Omitting all pictures, retype the entries below exactly as given.

##### Given data

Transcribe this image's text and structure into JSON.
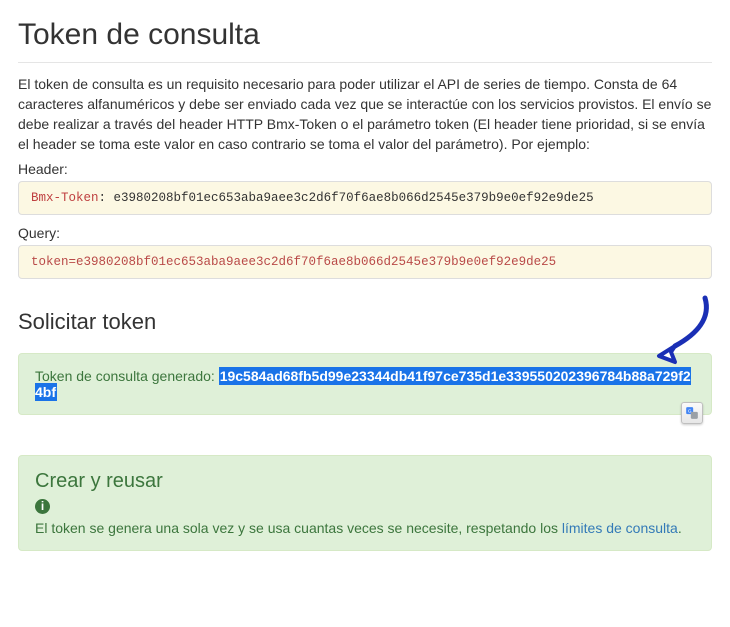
{
  "heading": "Token de consulta",
  "intro": "El token de consulta es un requisito necesario para poder utilizar el API de series de tiempo. Consta de 64 caracteres alfanuméricos y debe ser enviado cada vez que se interactúe con los servicios provistos. El envío se debe realizar a través del header HTTP Bmx-Token o el parámetro token (El header tiene prioridad, si se envía el header se toma este valor en caso contrario se toma el valor del parámetro). Por ejemplo:",
  "header_example": {
    "label": "Header:",
    "key": "Bmx-Token",
    "sep": ": ",
    "value": "e3980208bf01ec653aba9aee3c2d6f70f6ae8b066d2545e379b9e0ef92e9de25"
  },
  "query_example": {
    "label": "Query:",
    "line": "token=e3980208bf01ec653aba9aee3c2d6f70f6ae8b066d2545e379b9e0ef92e9de25"
  },
  "request_heading": "Solicitar token",
  "generated": {
    "label": "Token de consulta generado: ",
    "token": "19c584ad68fb5d99e23344db41f97ce735d1e339550202396784b88a729f24bf"
  },
  "info": {
    "title": "Crear y reusar",
    "text_prefix": "El token se genera una sola vez y se usa cuantas veces se necesite, respetando los ",
    "link_text": "límites de consulta",
    "text_suffix": "."
  }
}
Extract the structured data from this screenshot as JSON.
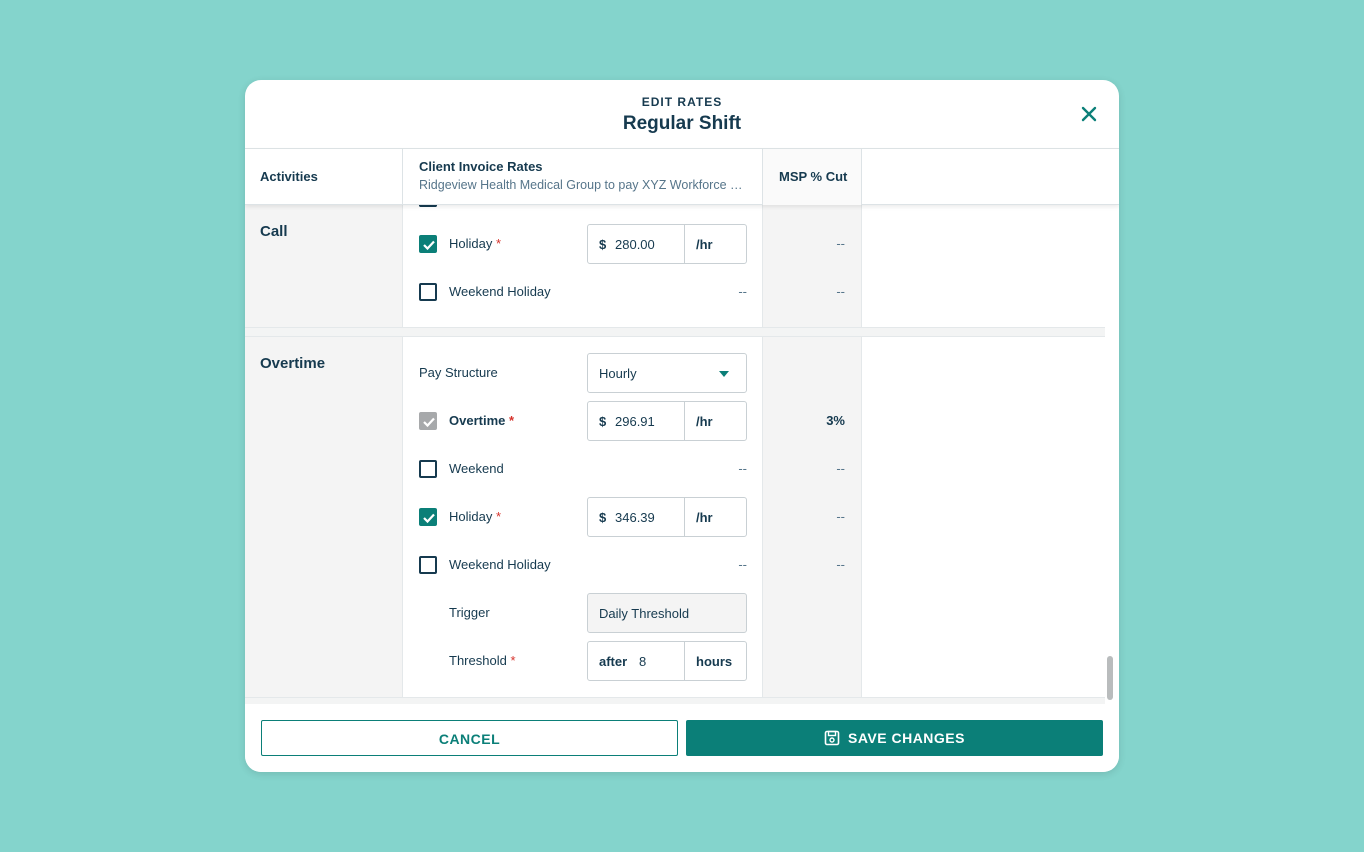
{
  "header": {
    "eyebrow": "EDIT RATES",
    "title": "Regular Shift"
  },
  "columns": {
    "activities": "Activities",
    "client": "Client Invoice Rates",
    "client_sub": "Ridgeview Health Medical Group to pay XYZ Workforce Solutions",
    "msp": "MSP % Cut"
  },
  "call": {
    "name": "Call",
    "holiday": {
      "label": "Holiday",
      "checked": true,
      "currency": "$",
      "value": "280.00",
      "unit": "/hr",
      "msp": "--"
    },
    "weekend_holiday": {
      "label": "Weekend Holiday",
      "checked": false,
      "value": "--",
      "msp": "--"
    }
  },
  "overtime": {
    "name": "Overtime",
    "pay_structure": {
      "label": "Pay Structure",
      "value": "Hourly"
    },
    "overtime": {
      "label": "Overtime",
      "checked": true,
      "disabled": true,
      "currency": "$",
      "value": "296.91",
      "unit": "/hr",
      "msp": "3%"
    },
    "weekend": {
      "label": "Weekend",
      "checked": false,
      "value": "--",
      "msp": "--"
    },
    "holiday": {
      "label": "Holiday",
      "checked": true,
      "currency": "$",
      "value": "346.39",
      "unit": "/hr",
      "msp": "--"
    },
    "weekend_holiday": {
      "label": "Weekend Holiday",
      "checked": false,
      "value": "--",
      "msp": "--"
    },
    "trigger": {
      "label": "Trigger",
      "value": "Daily Threshold"
    },
    "threshold": {
      "label": "Threshold",
      "prefix": "after",
      "value": "8",
      "unit": "hours"
    }
  },
  "required_mark": "*",
  "footer": {
    "cancel_label": "CANCEL",
    "save_label": "SAVE CHANGES"
  },
  "colors": {
    "accent": "#0b7f78",
    "text": "#163a4f",
    "background": "#84d4cc",
    "required": "#d6322b"
  }
}
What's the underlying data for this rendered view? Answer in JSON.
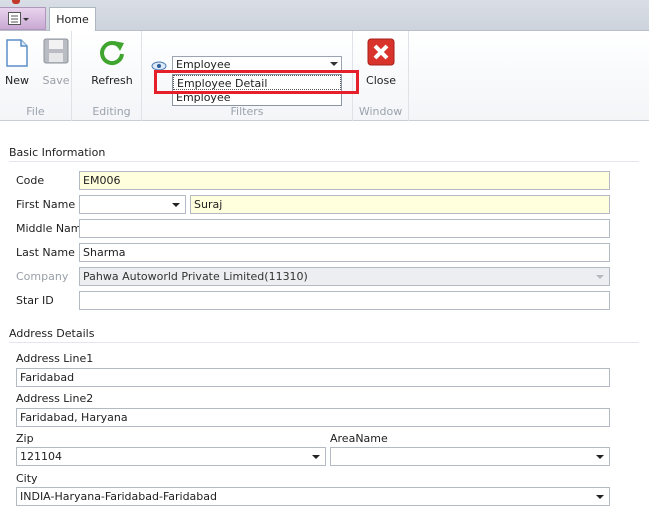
{
  "ribbon": {
    "tab_home": "Home",
    "groups": {
      "file": "File",
      "editing": "Editing",
      "filters": "Filters",
      "window": "Window"
    },
    "buttons": {
      "new": "New",
      "save": "Save",
      "refresh": "Refresh",
      "close": "Close"
    },
    "filter": {
      "selected": "Employee",
      "options": [
        "Employee Detail",
        "Employee"
      ]
    }
  },
  "basic_info": {
    "title": "Basic Information",
    "code_label": "Code",
    "code": "EM006",
    "first_name_label": "First Name",
    "salutation": "",
    "first_name": "Suraj",
    "middle_name_label": "Middle Name",
    "middle_name": "",
    "last_name_label": "Last Name",
    "last_name": "Sharma",
    "company_label": "Company",
    "company": "Pahwa Autoworld Private Limited(11310)",
    "star_id_label": "Star ID",
    "star_id": ""
  },
  "address": {
    "title": "Address Details",
    "line1_label": "Address Line1",
    "line1": "Faridabad",
    "line2_label": "Address Line2",
    "line2": "Faridabad, Haryana",
    "zip_label": "Zip",
    "zip": "121104",
    "area_label": "AreaName",
    "area": "",
    "city_label": "City",
    "city": "INDIA-Haryana-Faridabad-Faridabad"
  },
  "colors": {
    "required_bg": "#ffffdd",
    "highlight": "#e5202a"
  }
}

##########

• **Expected answer**
Transcribe this image's text and structure into JSON.
{
  "heading": "Token de consulta",
  "intro": "El token de consulta es un requisito necesario para poder utilizar el API de series de tiempo. Consta de 64 caracteres alfanuméricos y debe ser enviado cada vez que se interactúe con los servicios provistos. El envío se debe realizar a través del header HTTP Bmx-Token o el parámetro token (El header tiene prioridad, si se envía el header se toma este valor en caso contrario se toma el valor del parámetro). Por ejemplo:",
  "header_example": {
    "label": "Header:",
    "key": "Bmx-Token",
    "sep": ": ",
    "value": "e3980208bf01ec653aba9aee3c2d6f70f6ae8b066d2545e379b9e0ef92e9de25"
  },
  "query_example": {
    "label": "Query:",
    "line": "token=e3980208bf01ec653aba9aee3c2d6f70f6ae8b066d2545e379b9e0ef92e9de25"
  },
  "request_heading": "Solicitar token",
  "generated": {
    "label": "Token de consulta generado: ",
    "token": "19c584ad68fb5d99e23344db41f97ce735d1e339550202396784b88a729f24bf"
  },
  "info": {
    "title": "Crear y reusar",
    "text_prefix": "El token se genera una sola vez y se usa cuantas veces se necesite, respetando los ",
    "link_text": "límites de consulta",
    "text_suffix": "."
  }
}
Extract the structured data from this screenshot as JSON.
{
  "header": {
    "eyebrow": "EDIT RATES",
    "title": "Regular Shift"
  },
  "columns": {
    "activities": "Activities",
    "client": "Client Invoice Rates",
    "client_sub": "Ridgeview Health Medical Group to pay XYZ Workforce Solutions",
    "msp": "MSP % Cut"
  },
  "call": {
    "name": "Call",
    "holiday": {
      "label": "Holiday",
      "checked": true,
      "currency": "$",
      "value": "280.00",
      "unit": "/hr",
      "msp": "--"
    },
    "weekend_holiday": {
      "label": "Weekend Holiday",
      "checked": false,
      "value": "--",
      "msp": "--"
    }
  },
  "overtime": {
    "name": "Overtime",
    "pay_structure": {
      "label": "Pay Structure",
      "value": "Hourly"
    },
    "overtime": {
      "label": "Overtime",
      "checked": true,
      "disabled": true,
      "currency": "$",
      "value": "296.91",
      "unit": "/hr",
      "msp": "3%"
    },
    "weekend": {
      "label": "Weekend",
      "checked": false,
      "value": "--",
      "msp": "--"
    },
    "holiday": {
      "label": "Holiday",
      "checked": true,
      "currency": "$",
      "value": "346.39",
      "unit": "/hr",
      "msp": "--"
    },
    "weekend_holiday": {
      "label": "Weekend Holiday",
      "checked": false,
      "value": "--",
      "msp": "--"
    },
    "trigger": {
      "label": "Trigger",
      "value": "Daily Threshold"
    },
    "threshold": {
      "label": "Threshold",
      "prefix": "after",
      "value": "8",
      "unit": "hours"
    }
  },
  "required_mark": "*",
  "footer": {
    "cancel_label": "CANCEL",
    "save_label": "SAVE CHANGES"
  },
  "colors": {
    "accent": "#0b7f78",
    "text": "#163a4f",
    "background": "#84d4cc",
    "required": "#d6322b"
  }
}
What's the underlying data for this rendered view? Answer in JSON.
{
  "ribbon": {
    "tab_home": "Home",
    "groups": {
      "file": "File",
      "editing": "Editing",
      "filters": "Filters",
      "window": "Window"
    },
    "buttons": {
      "new": "New",
      "save": "Save",
      "refresh": "Refresh",
      "close": "Close"
    },
    "filter": {
      "selected": "Employee",
      "options": [
        "Employee Detail",
        "Employee"
      ]
    }
  },
  "basic_info": {
    "title": "Basic Information",
    "code_label": "Code",
    "code": "EM006",
    "first_name_label": "First Name",
    "salutation": "",
    "first_name": "Suraj",
    "middle_name_label": "Middle Name",
    "middle_name": "",
    "last_name_label": "Last Name",
    "last_name": "Sharma",
    "company_label": "Company",
    "company": "Pahwa Autoworld Private Limited(11310)",
    "star_id_label": "Star ID",
    "star_id": ""
  },
  "address": {
    "title": "Address Details",
    "line1_label": "Address Line1",
    "line1": "Faridabad",
    "line2_label": "Address Line2",
    "line2": "Faridabad, Haryana",
    "zip_label": "Zip",
    "zip": "121104",
    "area_label": "AreaName",
    "area": "",
    "city_label": "City",
    "city": "INDIA-Haryana-Faridabad-Faridabad"
  },
  "colors": {
    "required_bg": "#ffffdd",
    "highlight": "#e5202a"
  }
}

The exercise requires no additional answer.